Outgoing state Sen. Jackie Speier says farewell
Examiner Staff Writer
November 23, 2006
Outgoing state Sen. Jackie Speier, D-Hillsborough, has authored some 300 successful bills in her 18 years as a state representative, but her major regret upon leaving office is that she couldn’t do more to reform California’s prison system.
Speier, speaking at a press conference in San Mateo on Wednesday, said she once spent a day and night in Chowchilla’s Valley State Prison for Women. While there, she met a 21-year-old mother of two who had been convicted of three DUIs.

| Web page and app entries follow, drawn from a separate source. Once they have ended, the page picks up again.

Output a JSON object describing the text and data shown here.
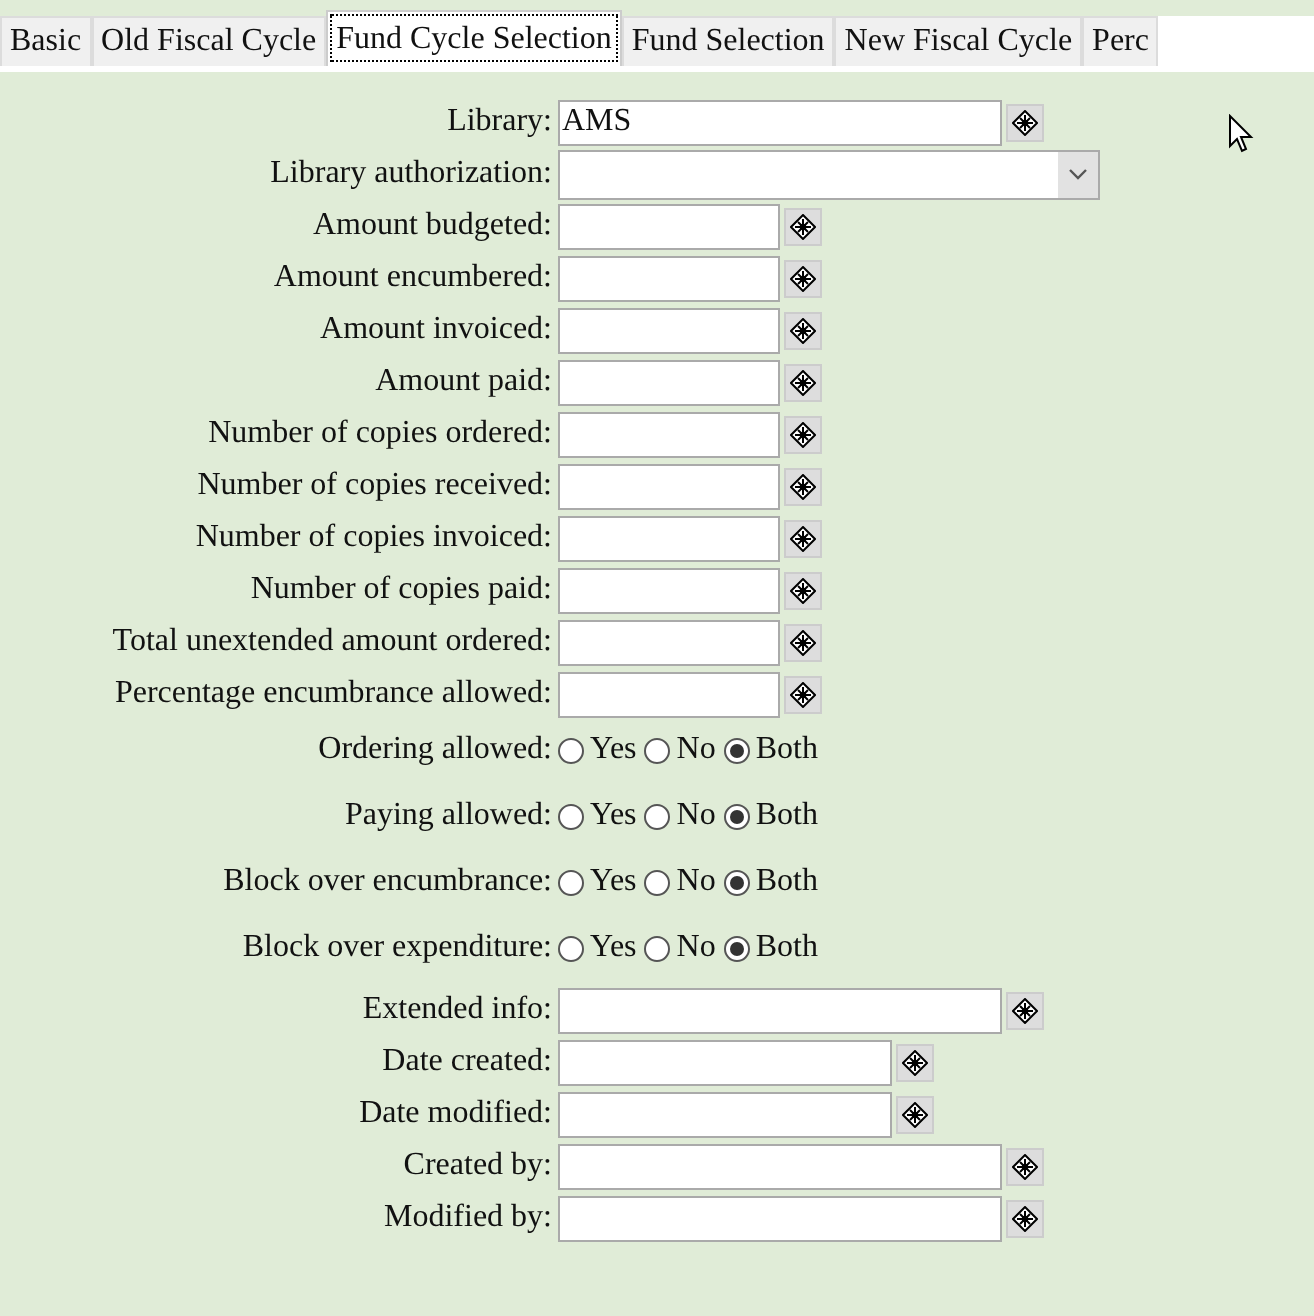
{
  "tabs": [
    {
      "label": "Basic",
      "selected": false
    },
    {
      "label": "Old Fiscal Cycle",
      "selected": false
    },
    {
      "label": "Fund Cycle Selection",
      "selected": true
    },
    {
      "label": "Fund Selection",
      "selected": false
    },
    {
      "label": "New Fiscal Cycle",
      "selected": false
    },
    {
      "label": "Perc",
      "selected": false
    }
  ],
  "fields": [
    {
      "kind": "long",
      "label": "Library:",
      "value": "AMS"
    },
    {
      "kind": "select",
      "label": "Library authorization:"
    },
    {
      "kind": "short",
      "label": "Amount budgeted:"
    },
    {
      "kind": "short",
      "label": "Amount encumbered:"
    },
    {
      "kind": "short",
      "label": "Amount invoiced:"
    },
    {
      "kind": "short",
      "label": "Amount paid:"
    },
    {
      "kind": "short",
      "label": "Number of copies ordered:"
    },
    {
      "kind": "short",
      "label": "Number of copies received:"
    },
    {
      "kind": "short",
      "label": "Number of copies invoiced:"
    },
    {
      "kind": "short",
      "label": "Number of copies paid:"
    },
    {
      "kind": "short",
      "label": "Total unextended amount ordered:"
    },
    {
      "kind": "short",
      "label": "Percentage encumbrance allowed:"
    },
    {
      "kind": "radio",
      "label": "Ordering allowed:",
      "options": [
        {
          "label": "Yes",
          "selected": false
        },
        {
          "label": "No",
          "selected": false
        },
        {
          "label": "Both",
          "selected": true
        }
      ]
    },
    {
      "kind": "radio",
      "label": "Paying allowed:",
      "options": [
        {
          "label": "Yes",
          "selected": false
        },
        {
          "label": "No",
          "selected": false
        },
        {
          "label": "Both",
          "selected": true
        }
      ]
    },
    {
      "kind": "radio",
      "label": "Block over encumbrance:",
      "options": [
        {
          "label": "Yes",
          "selected": false
        },
        {
          "label": "No",
          "selected": false
        },
        {
          "label": "Both",
          "selected": true
        }
      ]
    },
    {
      "kind": "radio",
      "label": "Block over expenditure:",
      "options": [
        {
          "label": "Yes",
          "selected": false
        },
        {
          "label": "No",
          "selected": false
        },
        {
          "label": "Both",
          "selected": true
        }
      ]
    },
    {
      "kind": "long",
      "label": "Extended info:"
    },
    {
      "kind": "medium",
      "label": "Date created:"
    },
    {
      "kind": "medium",
      "label": "Date modified:"
    },
    {
      "kind": "long",
      "label": "Created by:"
    },
    {
      "kind": "long",
      "label": "Modified by:"
    }
  ]
}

“I asked her whether she had received any programming, and she said she hadn’t. She had been there 18 months and had not received a single day of rehabilitation,” Speier said.
While crime has gone down, prison populations have risen. Roughly 80 percent of women in California’s 33 prisons are incarcerated for minor crimes, but held in medium-security prisons, Speier said.

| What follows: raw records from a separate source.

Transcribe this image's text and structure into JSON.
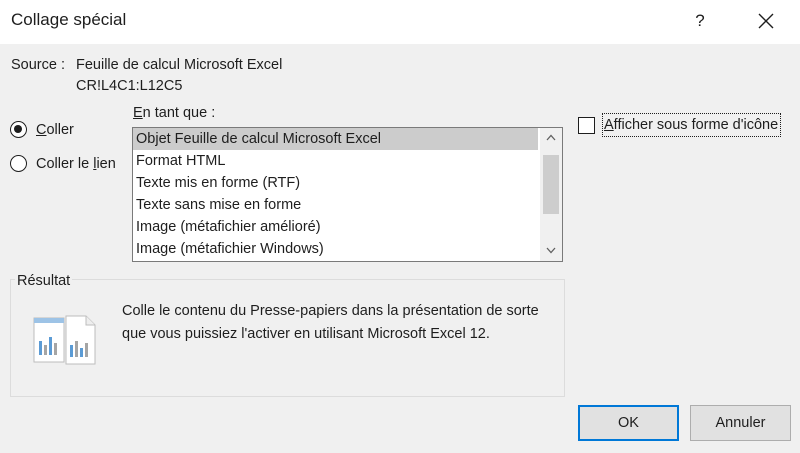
{
  "window": {
    "title": "Collage spécial",
    "help_label": "?",
    "icons": {
      "close": "close-icon"
    }
  },
  "source": {
    "label": "Source :",
    "name": "Feuille de calcul Microsoft Excel",
    "range": "CR!L4C1:L12C5"
  },
  "paste_options": {
    "paste": {
      "label": "Coller",
      "selected": true
    },
    "paste_link": {
      "label": "Coller le lien",
      "selected": false
    }
  },
  "as": {
    "label": "En tant que :",
    "items": [
      "Objet Feuille de calcul Microsoft Excel",
      "Format HTML",
      "Texte mis en forme (RTF)",
      "Texte sans mise en forme",
      "Image (métafichier amélioré)",
      "Image (métafichier Windows)"
    ],
    "selected_index": 0
  },
  "display_as_icon": {
    "label": "Afficher sous forme d'icône",
    "checked": false
  },
  "result": {
    "legend": "Résultat",
    "line1": "Colle le contenu du Presse-papiers dans la présentation de sorte",
    "line2": "que vous puissiez l'activer en utilisant Microsoft Excel 12."
  },
  "buttons": {
    "ok": "OK",
    "cancel": "Annuler"
  },
  "colors": {
    "accent": "#0078d7",
    "selection": "#cccccc",
    "background": "#f0f0f0"
  }
}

Meanwhile, guards maintain “extraordinary power” and prisons are hemorrhaging money. She challenged Gov. Arnold Schwarzenegger to be courageous enough to create a better parole system.
Speier, 56, was born in San Francisco and raised in Burlingame. She worked as a staffer for Congressman Leo Ryan, and was shot five times in November 1978 during a fact-finding mission regarding the Rev. Jim Jones and his People’s Temple human-rights abuses.
Speier served on the San Mateo County Board of Supervisors from 1980 to 1986, when she was elected to the California Assembly. She moved to the state Senate in 1998, and this month lost the Lieutenant Governor’s race to Insurance Commissioner John Garamendi.
During that time, she also suffered two miscarriages, lost her first husband, Steven Sierra, in a car accident and became the first woman to give birth while serving in the California Legislature.
Though she has risen to state politics, Speier’s legacy is still felt widely in San Mateo County, according to Supervisor Jerry Hill.
“Every aspect of our life and our children’s life is better, healthier and safer because of Jackie. She is a giant of integrity and a giant of compassion,” Hill said.
Assemblyman Leland Yee, D-San Francisco, will succeed Speier in representing District 8 and said he plans to continue fighting for some of her key causes, including education and health care, particularly for children.
Speier plans to spend some time as a stay-at-home mom with her two children. In March, she’ll launch her first book, “This Is Not the Life I Ordered,” co-authored with friends Jan Yanehiro, Deborah Collins, Stephens and Michealene Cristini Risley.
Don’t think Speier has given up politics for good, however. When asked whether she would consider running for governor, she paused, and then nodded.
“If the opportunity availed itself, I think I could run this state very well,” she said.
This article originally appeared in the San Francisco Examiner.